Round after round past, and neither Gokul Venkatachalam or Vanya Shivashankar could be fazed by the pressure of the hundreds of cameras set on them and the thousands watching from across North America.
The two were crowned as co-winners of the 88th annual spelling bee. The 2015 Scripps National Spelling Bee finals took place Thursday evening in Maryland.
The popular bee had not ended in a tie for 52-years, and now amazingly, has done so the past two years.
Vanya becomes the first sibling of a past winner to win the competition. Her sister Kavya Shivashankar, who was on hand to witness her championship run, won the event in 2009.
The 13-year-old’s final word was “scherenschnitte” and spelled it without any hesitation. Gokul followed that up with an impressing showing of his own. After the pair were informed they’d be crowned co-champions with the championship word bank running down, Gokul stepped up and delivered a masterful final performance.
“Nunatak” the announcer stated. Without even asking a single question, “n-u-n-a-t-a-k” the St. Louis, Missouri native Gokul confidently replied with a smile.
Shivashankar dedicated the win to her grandmother afterwards, saying she passed away two years ago and just wanted to see her grandchildren be successful.
Gokul said he’s “finally happy to have success” following his disappointing 3rd place finish from 2014.
Both competitors have been competing since the 2012 spelling bee.
After the bee started the day with 283 competitors, ten were headed to the finals. Six of those were eliminated after the eight remained. The final four included Cole Shafer-Ray, 14, and Siddharth Krishnakumar, 13.
Krishnakumar was out in the ninth round and Shafer-Ray in the tenth, sitting the stage for the final two.
A deserving co-championship with two of the most impressive performances the event has seen. Neither of the two at any point in the final looked as if they were nervous or were set to bow out.

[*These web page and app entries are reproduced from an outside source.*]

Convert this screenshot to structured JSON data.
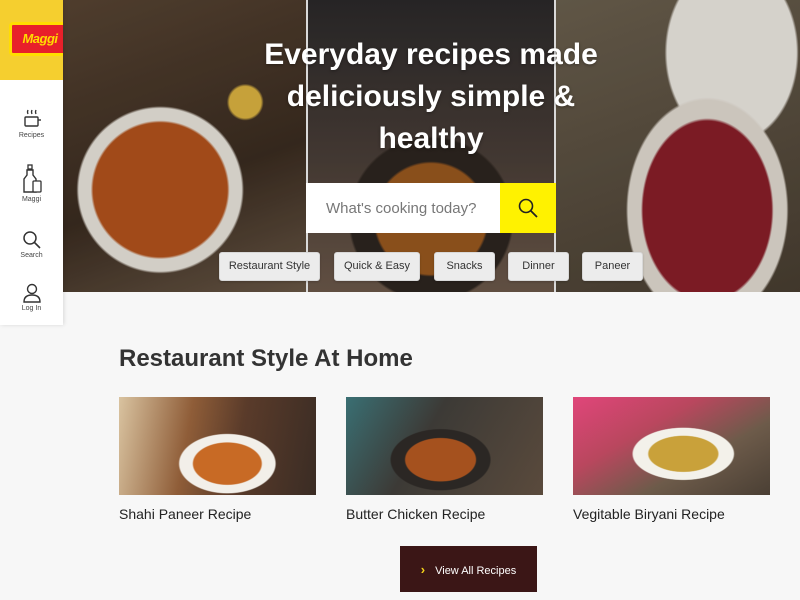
{
  "brand": {
    "logo_text": "Maggi",
    "logo_bg": "#f5cf2f",
    "logo_red": "#e8202a"
  },
  "sidebar": {
    "items": [
      {
        "icon": "recipes-icon",
        "label": "Recipes"
      },
      {
        "icon": "maggi-bottle-icon",
        "label": "Maggi"
      },
      {
        "icon": "search-icon",
        "label": "Search"
      },
      {
        "icon": "user-icon",
        "label": "Log In"
      }
    ]
  },
  "hero": {
    "title": "Everyday recipes made deliciously simple & healthy",
    "search_placeholder": "What's cooking today?",
    "search_button_icon": "search-icon",
    "accent": "#fff200",
    "chips": [
      "Restaurant Style",
      "Quick & Easy",
      "Snacks",
      "Dinner",
      "Paneer"
    ]
  },
  "section": {
    "title": "Restaurant Style At Home",
    "cards": [
      {
        "title": "Shahi Paneer Recipe"
      },
      {
        "title": "Butter Chicken Recipe"
      },
      {
        "title": "Vegitable Biryani Recipe"
      }
    ],
    "view_all_label": "View All Recipes",
    "view_all_bg": "#3b1616"
  }
}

They exchanged answers and could have gone at it for another couple hours, but ultimately there had to be an end.